“The WTO clearly found that every single grant of launch aid to Airbus, for every single aircraft that company produced, was a WTO-inconsistent subsidy that caused unfair adverse effects to U.S. industry and jobs,” said Ambassador Kirk. “Our action today underscores what we have said all along – that the United States cannot accept anything less than an end to this subsidized financing. The United States remains prepared to engage in any meaningful efforts, through formal consultations and otherwise, that will lead to the goal of ending subsidized financing at the earliest possible date.”
The US has threatened sanctions against the European Union for failing to eliminate the subsidies. Airbus has hit back with a claim that it has complied with the order. The dispute promises to linger on.
The dispute itself raises interesting questions of limits of domestic policy vis a vis WTO rules. What kind of subsidies can a member country provide to its local manufacturers? When would it be considered in violation of the WTO? What restrictions does the SCM Agreement impose on the subsidy domain of member countries ? Another interesting issue is that the interests of two large corporations is the centre of focus in this dispute. Another instance of "privatisation of international law" ?
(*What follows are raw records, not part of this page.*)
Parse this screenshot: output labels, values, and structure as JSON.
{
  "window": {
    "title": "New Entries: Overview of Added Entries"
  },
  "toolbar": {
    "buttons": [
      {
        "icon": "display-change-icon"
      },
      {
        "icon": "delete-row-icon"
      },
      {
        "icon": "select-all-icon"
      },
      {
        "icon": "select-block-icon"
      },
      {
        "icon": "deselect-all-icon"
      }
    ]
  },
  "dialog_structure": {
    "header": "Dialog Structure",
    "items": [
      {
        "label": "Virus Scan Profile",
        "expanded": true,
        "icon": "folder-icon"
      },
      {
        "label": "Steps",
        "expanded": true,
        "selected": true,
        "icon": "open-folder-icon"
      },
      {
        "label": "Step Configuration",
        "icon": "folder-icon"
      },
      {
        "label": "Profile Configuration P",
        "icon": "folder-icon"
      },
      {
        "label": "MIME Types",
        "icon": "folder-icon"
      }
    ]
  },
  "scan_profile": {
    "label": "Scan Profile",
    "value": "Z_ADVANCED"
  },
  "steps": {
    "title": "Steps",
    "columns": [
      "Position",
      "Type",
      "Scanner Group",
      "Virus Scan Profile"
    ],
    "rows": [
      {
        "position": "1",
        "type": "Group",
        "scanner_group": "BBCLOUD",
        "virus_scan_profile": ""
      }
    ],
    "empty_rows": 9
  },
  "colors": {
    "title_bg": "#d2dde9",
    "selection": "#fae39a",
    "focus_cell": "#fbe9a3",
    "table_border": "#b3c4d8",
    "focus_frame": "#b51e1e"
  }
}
As Airbus and Boeing battle it out in the WTO, China seems to be catching up. This report in the Bloomberg Business Week notes the rise of the Chinese competitor to Airbus and Boeing. The state-owned Commercial Aircraft Corporation of China (Comac) can end up as the competitor to Airbus and Boeing. It would be interesting to analyse the subsidies that it receives from the Chinese Government. Would it be inconsistent with WTO provisions? A classic ground for a dispute in 2020 in the WTO- EU/US against China on subsidies to Comac? Plausible!